(Provided information Opens)

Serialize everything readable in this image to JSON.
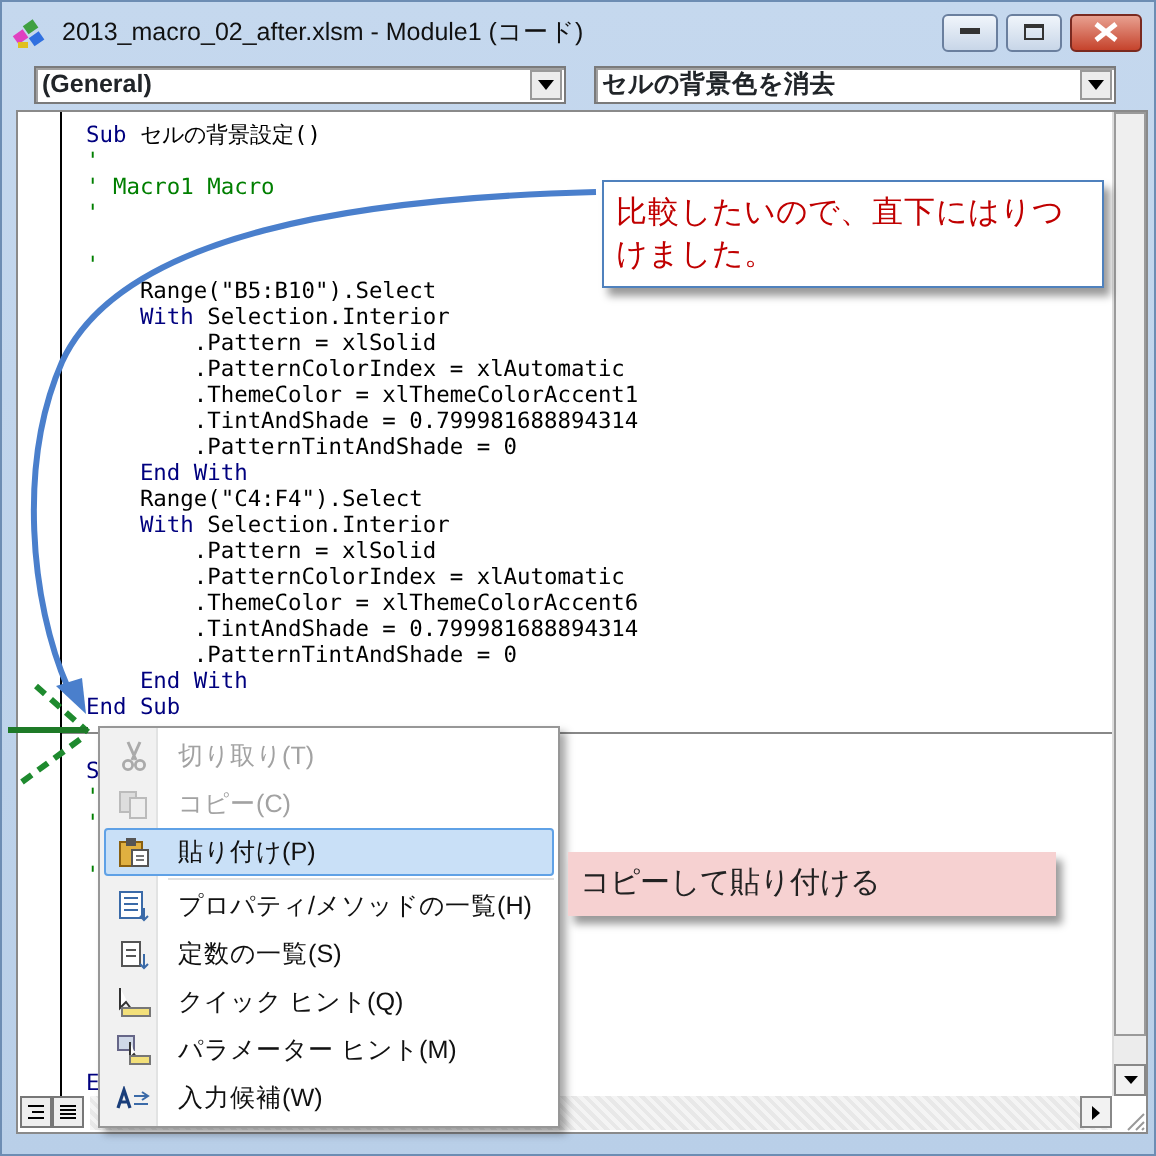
{
  "window": {
    "title": "2013_macro_02_after.xlsm - Module1 (コード)"
  },
  "procedure_boxes": [
    {
      "value": "(General)"
    },
    {
      "value": "セルの背景色を消去"
    }
  ],
  "procedures": [
    {
      "lines": [
        {
          "kind": "code",
          "spans": [
            {
              "text": "Sub",
              "kind": "keyword"
            },
            {
              "text": " セルの背景設定()",
              "kind": "plain"
            }
          ]
        },
        {
          "kind": "code",
          "spans": [
            {
              "text": "'",
              "kind": "comment"
            }
          ]
        },
        {
          "kind": "code",
          "spans": [
            {
              "text": "' Macro1 Macro",
              "kind": "comment"
            }
          ]
        },
        {
          "kind": "code",
          "spans": [
            {
              "text": "'",
              "kind": "comment"
            }
          ]
        },
        {
          "kind": "blank"
        },
        {
          "kind": "code",
          "spans": [
            {
              "text": "'",
              "kind": "comment"
            }
          ]
        },
        {
          "kind": "code",
          "spans": [
            {
              "text": "    Range(\"B5:B10\").Select",
              "kind": "plain"
            }
          ]
        },
        {
          "kind": "code",
          "spans": [
            {
              "text": "    With",
              "kind": "keyword"
            },
            {
              "text": " Selection.Interior",
              "kind": "plain"
            }
          ]
        },
        {
          "kind": "code",
          "spans": [
            {
              "text": "        .Pattern = xlSolid",
              "kind": "plain"
            }
          ]
        },
        {
          "kind": "code",
          "spans": [
            {
              "text": "        .PatternColorIndex = xlAutomatic",
              "kind": "plain"
            }
          ]
        },
        {
          "kind": "code",
          "spans": [
            {
              "text": "        .ThemeColor = xlThemeColorAccent1",
              "kind": "plain"
            }
          ]
        },
        {
          "kind": "code",
          "spans": [
            {
              "text": "        .TintAndShade = 0.799981688894314",
              "kind": "plain"
            }
          ]
        },
        {
          "kind": "code",
          "spans": [
            {
              "text": "        .PatternTintAndShade = 0",
              "kind": "plain"
            }
          ]
        },
        {
          "kind": "code",
          "spans": [
            {
              "text": "    End With",
              "kind": "keyword"
            }
          ]
        },
        {
          "kind": "code",
          "spans": [
            {
              "text": "    Range(\"C4:F4\").Select",
              "kind": "plain"
            }
          ]
        },
        {
          "kind": "code",
          "spans": [
            {
              "text": "    With",
              "kind": "keyword"
            },
            {
              "text": " Selection.Interior",
              "kind": "plain"
            }
          ]
        },
        {
          "kind": "code",
          "spans": [
            {
              "text": "        .Pattern = xlSolid",
              "kind": "plain"
            }
          ]
        },
        {
          "kind": "code",
          "spans": [
            {
              "text": "        .PatternColorIndex = xlAutomatic",
              "kind": "plain"
            }
          ]
        },
        {
          "kind": "code",
          "spans": [
            {
              "text": "        .ThemeColor = xlThemeColorAccent6",
              "kind": "plain"
            }
          ]
        },
        {
          "kind": "code",
          "spans": [
            {
              "text": "        .TintAndShade = 0.799981688894314",
              "kind": "plain"
            }
          ]
        },
        {
          "kind": "code",
          "spans": [
            {
              "text": "        .PatternTintAndShade = 0",
              "kind": "plain"
            }
          ]
        },
        {
          "kind": "code",
          "spans": [
            {
              "text": "    End With",
              "kind": "keyword"
            }
          ]
        },
        {
          "kind": "code",
          "spans": [
            {
              "text": "End Sub",
              "kind": "keyword"
            }
          ]
        }
      ]
    },
    {
      "lines": [
        {
          "kind": "code",
          "spans": [
            {
              "text": "S",
              "kind": "keyword"
            }
          ]
        },
        {
          "kind": "code",
          "spans": [
            {
              "text": "'",
              "kind": "comment"
            }
          ]
        },
        {
          "kind": "code",
          "spans": [
            {
              "text": "'",
              "kind": "comment"
            }
          ]
        },
        {
          "kind": "blank"
        },
        {
          "kind": "code",
          "spans": [
            {
              "text": "'",
              "kind": "comment"
            }
          ]
        },
        {
          "kind": "blank"
        },
        {
          "kind": "blank"
        },
        {
          "kind": "blank"
        },
        {
          "kind": "blank"
        },
        {
          "kind": "blank"
        },
        {
          "kind": "blank"
        },
        {
          "kind": "blank"
        },
        {
          "kind": "code",
          "spans": [
            {
              "text": "E",
              "kind": "keyword"
            }
          ]
        }
      ]
    }
  ],
  "context_menu": [
    {
      "kind": "item",
      "label": "切り取り(T)",
      "disabled": true,
      "selected": false,
      "submenu": false
    },
    {
      "kind": "item",
      "label": "コピー(C)",
      "disabled": true,
      "selected": false,
      "submenu": false
    },
    {
      "kind": "item",
      "label": "貼り付け(P)",
      "disabled": false,
      "selected": true,
      "submenu": false
    },
    {
      "kind": "separator"
    },
    {
      "kind": "item",
      "label": "プロパティ/メソッドの一覧(H)",
      "disabled": false,
      "selected": false,
      "submenu": false
    },
    {
      "kind": "item",
      "label": "定数の一覧(S)",
      "disabled": false,
      "selected": false,
      "submenu": false
    },
    {
      "kind": "item",
      "label": "クイック ヒント(Q)",
      "disabled": false,
      "selected": false,
      "submenu": false
    },
    {
      "kind": "item",
      "label": "パラメーター ヒント(M)",
      "disabled": false,
      "selected": false,
      "submenu": false
    },
    {
      "kind": "item",
      "label": "入力候補(W)",
      "disabled": false,
      "selected": false,
      "submenu": false
    }
  ],
  "callouts": [
    {
      "kind": "outlined",
      "text": "比較したいので、直下にはりつけました。"
    },
    {
      "kind": "filled",
      "text": "コピーして貼り付ける"
    }
  ]
}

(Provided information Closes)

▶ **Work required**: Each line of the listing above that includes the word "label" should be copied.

▶ **Your response**:
      "label": "切り取り(T)",
      "label": "コピー(C)",
      "label": "貼り付け(P)",
      "label": "プロパティ/メソッドの一覧(H)",
      "label": "定数の一覧(S)",
      "label": "クイック ヒント(Q)",
      "label": "パラメーター ヒント(M)",
      "label": "入力候補(W)",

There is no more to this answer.